The Huchen Hucho hucho in the Balkan region
Distribution and future impacts by hydropower development
The Huchen or Danube Salmon is one of the most enigmatic species of Europe's freshwater fauna. It is a sensitive indicator species for some of the most ecologically valuable rivers in the Danube drainage. Historically, the species was wide-spread across the entire Danube basin. Since the late 19th century, however, Huchen populations declined by two thirds and the remaining populations are now highly endangered by hydropower development. But knowledge on the distribution of the Huchen on the Balkan Peninsula has been incomplete.
Within the context of the international campaign “Save the Blue Heart of Europe”, 18 scientists from 7 countries explored for the first time, in which rivers between Slovenia and Montenegro the Huchen can still be found. The results clearly show that the Balkan rivers constitute the last big hot spot for this species. Self-sustaining populations of Huchen were found in 43 rivers with a total length of 1,842 kilometres. This corresponds to 65 percent of all known Huchen stretches worldwide. However, 93 hydropower plants are projected directly in stretches with healthy Huchen populations. Experts predict a population decline of up to 70%, if these dams become reality.

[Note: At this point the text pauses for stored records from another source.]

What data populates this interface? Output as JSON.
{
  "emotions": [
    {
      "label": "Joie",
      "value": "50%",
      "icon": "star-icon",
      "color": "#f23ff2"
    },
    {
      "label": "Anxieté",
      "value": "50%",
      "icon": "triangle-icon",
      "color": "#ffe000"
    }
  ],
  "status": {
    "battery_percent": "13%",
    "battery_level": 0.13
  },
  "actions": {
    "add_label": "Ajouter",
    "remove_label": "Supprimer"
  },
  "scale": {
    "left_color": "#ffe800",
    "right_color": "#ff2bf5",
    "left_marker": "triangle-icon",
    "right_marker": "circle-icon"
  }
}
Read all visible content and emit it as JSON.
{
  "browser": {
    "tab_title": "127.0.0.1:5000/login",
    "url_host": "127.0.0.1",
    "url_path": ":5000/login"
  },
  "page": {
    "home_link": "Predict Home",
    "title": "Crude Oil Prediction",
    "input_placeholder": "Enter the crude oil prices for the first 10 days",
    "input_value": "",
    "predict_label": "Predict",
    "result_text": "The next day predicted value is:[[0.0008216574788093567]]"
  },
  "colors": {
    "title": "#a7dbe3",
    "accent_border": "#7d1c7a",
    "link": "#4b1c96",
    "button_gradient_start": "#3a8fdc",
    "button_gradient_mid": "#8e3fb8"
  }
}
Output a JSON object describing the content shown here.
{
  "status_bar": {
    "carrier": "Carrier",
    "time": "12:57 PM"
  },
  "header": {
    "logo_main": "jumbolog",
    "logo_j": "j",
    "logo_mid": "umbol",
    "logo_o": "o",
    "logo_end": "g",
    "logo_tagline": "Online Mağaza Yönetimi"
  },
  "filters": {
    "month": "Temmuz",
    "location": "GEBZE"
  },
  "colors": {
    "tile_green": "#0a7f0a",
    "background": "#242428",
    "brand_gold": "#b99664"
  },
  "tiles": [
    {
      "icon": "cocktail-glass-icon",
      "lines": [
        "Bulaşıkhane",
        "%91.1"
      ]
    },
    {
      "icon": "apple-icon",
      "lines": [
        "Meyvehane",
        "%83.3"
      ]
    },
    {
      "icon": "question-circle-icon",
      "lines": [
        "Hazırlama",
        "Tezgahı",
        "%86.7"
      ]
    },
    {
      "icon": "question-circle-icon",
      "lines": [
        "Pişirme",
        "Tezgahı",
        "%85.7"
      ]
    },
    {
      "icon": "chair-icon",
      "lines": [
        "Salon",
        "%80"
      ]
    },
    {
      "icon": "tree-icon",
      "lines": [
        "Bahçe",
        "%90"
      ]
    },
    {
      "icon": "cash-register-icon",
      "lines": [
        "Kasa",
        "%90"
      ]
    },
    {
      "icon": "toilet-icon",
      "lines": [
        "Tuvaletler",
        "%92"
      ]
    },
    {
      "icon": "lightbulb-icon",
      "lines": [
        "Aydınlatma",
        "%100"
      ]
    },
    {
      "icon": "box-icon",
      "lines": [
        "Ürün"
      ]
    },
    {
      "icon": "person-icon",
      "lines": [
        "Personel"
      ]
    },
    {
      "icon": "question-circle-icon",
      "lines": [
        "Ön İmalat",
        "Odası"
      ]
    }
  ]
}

The compliance with EU legislation and guidelines of all hydropower projects inside the Mavrovo National Park in Macedonia was analyzed by the Ökobüro - an environmental alliance based in Austria. Legal experts conclude that the projects strongly violate EU law. Particularly alarming is the lack of environmental data leading to false and misleading environmental assessments. Another important aspect is that the cumulative effects of several projects planned in the area (a total of 22 hydropower facilities!) would have had to be considered before even starting project permitting procedures. This was not the case.
In preparation for this campaign, the hydromorphology (the structural intactness of the river) of about 35,000 river kilometers on the Balkan Peninsula has been assessed. The results were impressive: 30% of the Balkan rivers are in a pristine state, another 50% are in a good condition or only moderately modified. In other words, almost 80% of 35,000 river kilometres are in a very good, good or acceptable morphological condition. That is the highest percentage in all of Europe.
An extensive research was also done on the proposed and planned dam projects in the Balkan region.
Find the study about the hydromorphology and the dam projects here:
Also, country specials have been compiled:
|Slovenia||Croatia||Bosnia & Herzegovina||Serbia|
Balkan fish and molluscs
The Balkan region is Noah’s Ark for Europe. Europe’s fly fishers have known it all along, but now there is scientific proof: the Balkan region is the most important hotspot for threatened fish species in Europe. This is also true for freshwater bivalves and freshwater snails.
In his study, renowned fish expert Dr Jörg Freyhof verified the importance of Balkan rivers for Europe’s fauna. 69 fish species can only be found in the Balkan region (endemic types). 28% of endangered freshwater fish species find habitat in these rivers. The percentage is even higher in regards to bivalves and snails: over 40% of all endangered mollusc species in Europe can be found here.
Here is another fact: if the dams are being built, underwater biodiversity will be reduced drastically. 75% of all fish species and 70% of bivalves and snails would not be able to adapt to the new environment and would either die or decrease significantly in numbers.